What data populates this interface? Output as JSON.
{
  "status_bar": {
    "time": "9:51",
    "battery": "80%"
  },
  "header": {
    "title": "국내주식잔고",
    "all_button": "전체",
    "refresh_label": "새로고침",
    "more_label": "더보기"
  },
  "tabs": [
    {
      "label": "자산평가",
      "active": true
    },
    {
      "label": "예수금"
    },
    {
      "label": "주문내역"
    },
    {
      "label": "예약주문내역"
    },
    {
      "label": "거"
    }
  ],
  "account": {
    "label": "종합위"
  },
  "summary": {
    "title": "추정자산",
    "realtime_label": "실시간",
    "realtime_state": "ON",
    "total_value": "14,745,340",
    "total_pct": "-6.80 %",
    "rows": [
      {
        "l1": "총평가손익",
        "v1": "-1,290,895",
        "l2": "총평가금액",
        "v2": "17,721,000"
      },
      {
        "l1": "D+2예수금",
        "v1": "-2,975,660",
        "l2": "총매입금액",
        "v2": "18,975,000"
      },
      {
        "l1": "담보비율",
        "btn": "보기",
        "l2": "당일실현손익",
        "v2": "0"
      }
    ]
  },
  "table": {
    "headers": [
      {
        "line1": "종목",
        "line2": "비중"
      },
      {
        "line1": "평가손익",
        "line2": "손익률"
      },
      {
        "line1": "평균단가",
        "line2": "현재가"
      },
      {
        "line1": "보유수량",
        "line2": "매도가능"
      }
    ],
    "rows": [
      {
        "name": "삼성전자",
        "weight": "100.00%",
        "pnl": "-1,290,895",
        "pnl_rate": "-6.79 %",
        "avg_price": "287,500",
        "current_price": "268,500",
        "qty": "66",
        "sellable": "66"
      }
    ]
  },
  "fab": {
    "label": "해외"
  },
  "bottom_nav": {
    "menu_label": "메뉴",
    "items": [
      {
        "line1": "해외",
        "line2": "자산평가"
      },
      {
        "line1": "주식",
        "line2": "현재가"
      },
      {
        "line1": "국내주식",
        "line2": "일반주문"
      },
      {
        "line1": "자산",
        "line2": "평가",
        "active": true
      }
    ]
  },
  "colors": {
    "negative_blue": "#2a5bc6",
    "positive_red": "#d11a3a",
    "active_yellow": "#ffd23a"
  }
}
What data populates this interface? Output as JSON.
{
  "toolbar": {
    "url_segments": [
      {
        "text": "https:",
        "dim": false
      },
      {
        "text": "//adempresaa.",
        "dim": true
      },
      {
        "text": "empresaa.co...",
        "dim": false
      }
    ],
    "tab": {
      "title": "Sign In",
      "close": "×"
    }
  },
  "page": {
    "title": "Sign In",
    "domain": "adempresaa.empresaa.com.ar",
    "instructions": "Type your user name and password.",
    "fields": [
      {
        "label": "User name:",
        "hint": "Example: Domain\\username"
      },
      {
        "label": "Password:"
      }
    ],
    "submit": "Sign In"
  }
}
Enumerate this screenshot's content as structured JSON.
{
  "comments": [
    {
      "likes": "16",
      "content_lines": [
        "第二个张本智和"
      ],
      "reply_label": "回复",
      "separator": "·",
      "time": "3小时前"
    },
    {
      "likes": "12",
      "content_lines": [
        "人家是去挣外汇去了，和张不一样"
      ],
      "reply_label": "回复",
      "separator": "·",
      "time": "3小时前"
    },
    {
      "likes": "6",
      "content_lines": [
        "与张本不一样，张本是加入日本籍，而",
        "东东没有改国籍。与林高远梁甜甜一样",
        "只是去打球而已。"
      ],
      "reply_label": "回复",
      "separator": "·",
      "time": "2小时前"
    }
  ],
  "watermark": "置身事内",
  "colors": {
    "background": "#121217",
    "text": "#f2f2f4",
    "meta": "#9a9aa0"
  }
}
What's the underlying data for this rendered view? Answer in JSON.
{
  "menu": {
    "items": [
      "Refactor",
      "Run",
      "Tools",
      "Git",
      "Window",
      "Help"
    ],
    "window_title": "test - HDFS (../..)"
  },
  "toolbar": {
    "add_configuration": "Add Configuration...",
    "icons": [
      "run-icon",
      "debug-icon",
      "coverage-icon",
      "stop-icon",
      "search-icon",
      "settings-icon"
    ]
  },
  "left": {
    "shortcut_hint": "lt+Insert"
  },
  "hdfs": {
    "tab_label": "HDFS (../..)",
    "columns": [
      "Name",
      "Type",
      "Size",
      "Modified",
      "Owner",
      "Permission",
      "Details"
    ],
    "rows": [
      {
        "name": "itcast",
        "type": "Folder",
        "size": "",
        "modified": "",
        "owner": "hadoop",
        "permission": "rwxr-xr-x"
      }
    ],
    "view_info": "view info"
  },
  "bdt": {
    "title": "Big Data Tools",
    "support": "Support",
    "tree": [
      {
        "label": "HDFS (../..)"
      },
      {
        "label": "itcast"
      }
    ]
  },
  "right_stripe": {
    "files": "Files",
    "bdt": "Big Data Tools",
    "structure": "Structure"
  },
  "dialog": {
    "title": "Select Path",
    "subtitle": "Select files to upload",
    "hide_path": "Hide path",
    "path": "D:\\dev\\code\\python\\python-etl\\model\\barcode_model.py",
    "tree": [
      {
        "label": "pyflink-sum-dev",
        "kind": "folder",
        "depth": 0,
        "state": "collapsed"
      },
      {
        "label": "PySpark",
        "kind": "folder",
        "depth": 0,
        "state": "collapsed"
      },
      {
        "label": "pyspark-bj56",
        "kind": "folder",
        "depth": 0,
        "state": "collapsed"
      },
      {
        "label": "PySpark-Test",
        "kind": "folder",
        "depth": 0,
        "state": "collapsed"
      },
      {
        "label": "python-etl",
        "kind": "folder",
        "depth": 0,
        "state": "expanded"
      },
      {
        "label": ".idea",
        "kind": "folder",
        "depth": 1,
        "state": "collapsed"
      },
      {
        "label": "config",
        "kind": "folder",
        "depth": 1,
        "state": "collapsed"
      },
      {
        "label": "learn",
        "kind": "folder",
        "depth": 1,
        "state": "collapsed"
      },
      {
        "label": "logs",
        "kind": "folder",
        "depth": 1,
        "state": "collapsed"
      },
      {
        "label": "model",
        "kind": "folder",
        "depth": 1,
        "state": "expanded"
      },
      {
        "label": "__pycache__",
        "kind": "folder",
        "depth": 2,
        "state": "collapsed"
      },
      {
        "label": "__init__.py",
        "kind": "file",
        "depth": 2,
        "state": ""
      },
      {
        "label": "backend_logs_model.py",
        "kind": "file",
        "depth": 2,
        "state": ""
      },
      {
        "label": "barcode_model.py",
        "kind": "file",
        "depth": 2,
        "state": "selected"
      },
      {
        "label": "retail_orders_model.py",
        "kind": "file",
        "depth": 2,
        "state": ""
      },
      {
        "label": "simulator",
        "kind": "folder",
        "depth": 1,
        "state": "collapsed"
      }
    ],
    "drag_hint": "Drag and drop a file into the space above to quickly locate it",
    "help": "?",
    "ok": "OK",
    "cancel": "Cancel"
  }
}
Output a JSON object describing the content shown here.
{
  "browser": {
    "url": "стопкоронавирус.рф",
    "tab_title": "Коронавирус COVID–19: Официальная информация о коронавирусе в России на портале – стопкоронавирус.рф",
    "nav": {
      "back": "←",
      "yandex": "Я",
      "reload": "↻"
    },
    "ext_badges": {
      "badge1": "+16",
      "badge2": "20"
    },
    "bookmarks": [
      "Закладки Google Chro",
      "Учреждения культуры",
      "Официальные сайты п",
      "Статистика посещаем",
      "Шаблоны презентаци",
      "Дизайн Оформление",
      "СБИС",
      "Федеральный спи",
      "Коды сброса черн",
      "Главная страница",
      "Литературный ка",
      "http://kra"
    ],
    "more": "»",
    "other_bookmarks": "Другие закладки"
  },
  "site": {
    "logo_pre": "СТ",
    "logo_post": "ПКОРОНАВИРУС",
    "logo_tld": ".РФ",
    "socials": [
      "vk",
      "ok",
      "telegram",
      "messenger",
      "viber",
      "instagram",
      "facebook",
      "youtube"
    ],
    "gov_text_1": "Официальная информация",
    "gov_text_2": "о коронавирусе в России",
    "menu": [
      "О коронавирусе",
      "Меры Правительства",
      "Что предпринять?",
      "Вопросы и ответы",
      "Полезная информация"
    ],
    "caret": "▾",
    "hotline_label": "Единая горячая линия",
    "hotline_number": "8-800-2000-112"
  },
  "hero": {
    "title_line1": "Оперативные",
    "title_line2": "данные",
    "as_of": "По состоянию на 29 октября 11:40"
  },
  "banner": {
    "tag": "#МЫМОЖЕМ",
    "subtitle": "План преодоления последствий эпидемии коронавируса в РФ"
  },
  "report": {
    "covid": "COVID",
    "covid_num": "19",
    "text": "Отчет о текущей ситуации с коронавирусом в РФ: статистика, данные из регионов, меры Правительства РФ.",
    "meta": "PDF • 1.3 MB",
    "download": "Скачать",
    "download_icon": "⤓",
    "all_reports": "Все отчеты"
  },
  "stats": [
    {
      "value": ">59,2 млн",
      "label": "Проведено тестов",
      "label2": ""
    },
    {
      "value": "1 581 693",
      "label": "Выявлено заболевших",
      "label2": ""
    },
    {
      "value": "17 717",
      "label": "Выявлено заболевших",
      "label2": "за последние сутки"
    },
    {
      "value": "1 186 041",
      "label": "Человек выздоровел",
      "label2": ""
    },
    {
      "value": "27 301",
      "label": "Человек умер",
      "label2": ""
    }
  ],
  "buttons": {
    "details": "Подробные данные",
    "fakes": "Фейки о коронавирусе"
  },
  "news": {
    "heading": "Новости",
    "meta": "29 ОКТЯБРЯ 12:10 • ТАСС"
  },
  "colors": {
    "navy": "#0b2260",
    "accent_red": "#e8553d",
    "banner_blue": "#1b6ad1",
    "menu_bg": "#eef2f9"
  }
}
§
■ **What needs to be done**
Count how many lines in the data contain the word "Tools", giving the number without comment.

■ **Answer below**
3